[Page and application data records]
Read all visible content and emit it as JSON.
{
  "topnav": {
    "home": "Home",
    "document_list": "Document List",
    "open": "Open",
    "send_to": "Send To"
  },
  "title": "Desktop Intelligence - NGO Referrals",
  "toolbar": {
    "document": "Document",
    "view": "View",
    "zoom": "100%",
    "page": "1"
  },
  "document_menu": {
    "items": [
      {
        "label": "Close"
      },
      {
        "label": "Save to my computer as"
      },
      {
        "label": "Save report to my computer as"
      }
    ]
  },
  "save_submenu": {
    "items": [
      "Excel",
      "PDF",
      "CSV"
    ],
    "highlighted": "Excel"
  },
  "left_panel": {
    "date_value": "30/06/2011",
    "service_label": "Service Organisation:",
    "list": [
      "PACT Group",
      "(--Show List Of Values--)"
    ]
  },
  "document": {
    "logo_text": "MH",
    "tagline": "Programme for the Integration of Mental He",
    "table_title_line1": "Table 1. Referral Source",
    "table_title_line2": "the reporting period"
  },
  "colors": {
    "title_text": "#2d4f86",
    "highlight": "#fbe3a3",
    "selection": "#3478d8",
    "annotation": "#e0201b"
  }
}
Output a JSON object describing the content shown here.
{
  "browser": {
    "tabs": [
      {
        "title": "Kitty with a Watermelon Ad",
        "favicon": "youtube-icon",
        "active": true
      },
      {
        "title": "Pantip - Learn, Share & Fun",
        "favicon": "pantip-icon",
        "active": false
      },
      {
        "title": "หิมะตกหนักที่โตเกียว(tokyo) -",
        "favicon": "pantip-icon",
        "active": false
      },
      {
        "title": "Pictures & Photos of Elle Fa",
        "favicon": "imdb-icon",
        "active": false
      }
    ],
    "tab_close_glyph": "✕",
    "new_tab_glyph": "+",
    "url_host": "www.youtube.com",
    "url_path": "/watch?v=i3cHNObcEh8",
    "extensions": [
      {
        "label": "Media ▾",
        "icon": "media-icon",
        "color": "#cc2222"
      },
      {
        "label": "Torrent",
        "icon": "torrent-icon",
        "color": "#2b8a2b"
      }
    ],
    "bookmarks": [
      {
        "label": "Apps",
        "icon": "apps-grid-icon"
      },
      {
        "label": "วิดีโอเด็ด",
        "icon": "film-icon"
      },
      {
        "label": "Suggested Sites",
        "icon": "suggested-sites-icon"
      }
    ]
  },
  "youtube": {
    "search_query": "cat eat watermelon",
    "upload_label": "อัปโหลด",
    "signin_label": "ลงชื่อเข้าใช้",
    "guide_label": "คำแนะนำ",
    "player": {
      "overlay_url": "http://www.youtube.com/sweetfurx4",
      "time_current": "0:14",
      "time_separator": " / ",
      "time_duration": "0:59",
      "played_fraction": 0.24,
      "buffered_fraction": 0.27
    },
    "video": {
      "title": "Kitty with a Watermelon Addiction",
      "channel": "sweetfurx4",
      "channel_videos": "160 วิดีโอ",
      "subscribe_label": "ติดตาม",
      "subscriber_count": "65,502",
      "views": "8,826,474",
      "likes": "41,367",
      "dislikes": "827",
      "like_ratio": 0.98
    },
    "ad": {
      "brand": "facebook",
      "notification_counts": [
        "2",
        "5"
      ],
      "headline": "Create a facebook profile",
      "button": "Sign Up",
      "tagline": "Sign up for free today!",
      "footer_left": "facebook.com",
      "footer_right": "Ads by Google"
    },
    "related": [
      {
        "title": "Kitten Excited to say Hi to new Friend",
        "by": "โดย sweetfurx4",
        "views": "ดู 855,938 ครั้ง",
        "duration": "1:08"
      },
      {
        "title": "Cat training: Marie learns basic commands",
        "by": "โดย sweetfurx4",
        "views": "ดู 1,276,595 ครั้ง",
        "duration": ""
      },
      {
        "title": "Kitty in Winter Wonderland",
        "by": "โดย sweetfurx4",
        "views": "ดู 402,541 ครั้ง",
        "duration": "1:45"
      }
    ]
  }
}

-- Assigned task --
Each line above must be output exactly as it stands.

-- Answer for the task --
Read all visible content and emit it as JSON.
{
  "topnav": {
    "home": "Home",
    "document_list": "Document List",
    "open": "Open",
    "send_to": "Send To"
  },
  "title": "Desktop Intelligence - NGO Referrals",
  "toolbar": {
    "document": "Document",
    "view": "View",
    "zoom": "100%",
    "page": "1"
  },
  "document_menu": {
    "items": [
      {
        "label": "Close"
      },
      {
        "label": "Save to my computer as"
      },
      {
        "label": "Save report to my computer as"
      }
    ]
  },
  "save_submenu": {
    "items": [
      "Excel",
      "PDF",
      "CSV"
    ],
    "highlighted": "Excel"
  },
  "left_panel": {
    "date_value": "30/06/2011",
    "service_label": "Service Organisation:",
    "list": [
      "PACT Group",
      "(--Show List Of Values--)"
    ]
  },
  "document": {
    "logo_text": "MH",
    "tagline": "Programme for the Integration of Mental He",
    "table_title_line1": "Table 1. Referral Source",
    "table_title_line2": "the reporting period"
  },
  "colors": {
    "title_text": "#2d4f86",
    "highlight": "#fbe3a3",
    "selection": "#3478d8",
    "annotation": "#e0201b"
  }
}
Output a JSON object describing the content shown here.
{
  "browser": {
    "tabs": [
      {
        "title": "Kitty with a Watermelon Ad",
        "favicon": "youtube-icon",
        "active": true
      },
      {
        "title": "Pantip - Learn, Share & Fun",
        "favicon": "pantip-icon",
        "active": false
      },
      {
        "title": "หิมะตกหนักที่โตเกียว(tokyo) -",
        "favicon": "pantip-icon",
        "active": false
      },
      {
        "title": "Pictures & Photos of Elle Fa",
        "favicon": "imdb-icon",
        "active": false
      }
    ],
    "tab_close_glyph": "✕",
    "new_tab_glyph": "+",
    "url_host": "www.youtube.com",
    "url_path": "/watch?v=i3cHNObcEh8",
    "extensions": [
      {
        "label": "Media ▾",
        "icon": "media-icon",
        "color": "#cc2222"
      },
      {
        "label": "Torrent",
        "icon": "torrent-icon",
        "color": "#2b8a2b"
      }
    ],
    "bookmarks": [
      {
        "label": "Apps",
        "icon": "apps-grid-icon"
      },
      {
        "label": "วิดีโอเด็ด",
        "icon": "film-icon"
      },
      {
        "label": "Suggested Sites",
        "icon": "suggested-sites-icon"
      }
    ]
  },
  "youtube": {
    "search_query": "cat eat watermelon",
    "upload_label": "อัปโหลด",
    "signin_label": "ลงชื่อเข้าใช้",
    "guide_label": "คำแนะนำ",
    "player": {
      "overlay_url": "http://www.youtube.com/sweetfurx4",
      "time_current": "0:14",
      "time_separator": " / ",
      "time_duration": "0:59",
      "played_fraction": 0.24,
      "buffered_fraction": 0.27
    },
    "video": {
      "title": "Kitty with a Watermelon Addiction",
      "channel": "sweetfurx4",
      "channel_videos": "160 วิดีโอ",
      "subscribe_label": "ติดตาม",
      "subscriber_count": "65,502",
      "views": "8,826,474",
      "likes": "41,367",
      "dislikes": "827",
      "like_ratio": 0.98
    },
    "ad": {
      "brand": "facebook",
      "notification_counts": [
        "2",
        "5"
      ],
      "headline": "Create a facebook profile",
      "button": "Sign Up",
      "tagline": "Sign up for free today!",
      "footer_left": "facebook.com",
      "footer_right": "Ads by Google"
    },
    "related": [
      {
        "title": "Kitten Excited to say Hi to new Friend",
        "by": "โดย sweetfurx4",
        "views": "ดู 855,938 ครั้ง",
        "duration": "1:08"
      },
      {
        "title": "Cat training: Marie learns basic commands",
        "by": "โดย sweetfurx4",
        "views": "ดู 1,276,595 ครั้ง",
        "duration": ""
      },
      {
        "title": "Kitty in Winter Wonderland",
        "by": "โดย sweetfurx4",
        "views": "ดู 402,541 ครั้ง",
        "duration": "1:45"
      }
    ]
  }
}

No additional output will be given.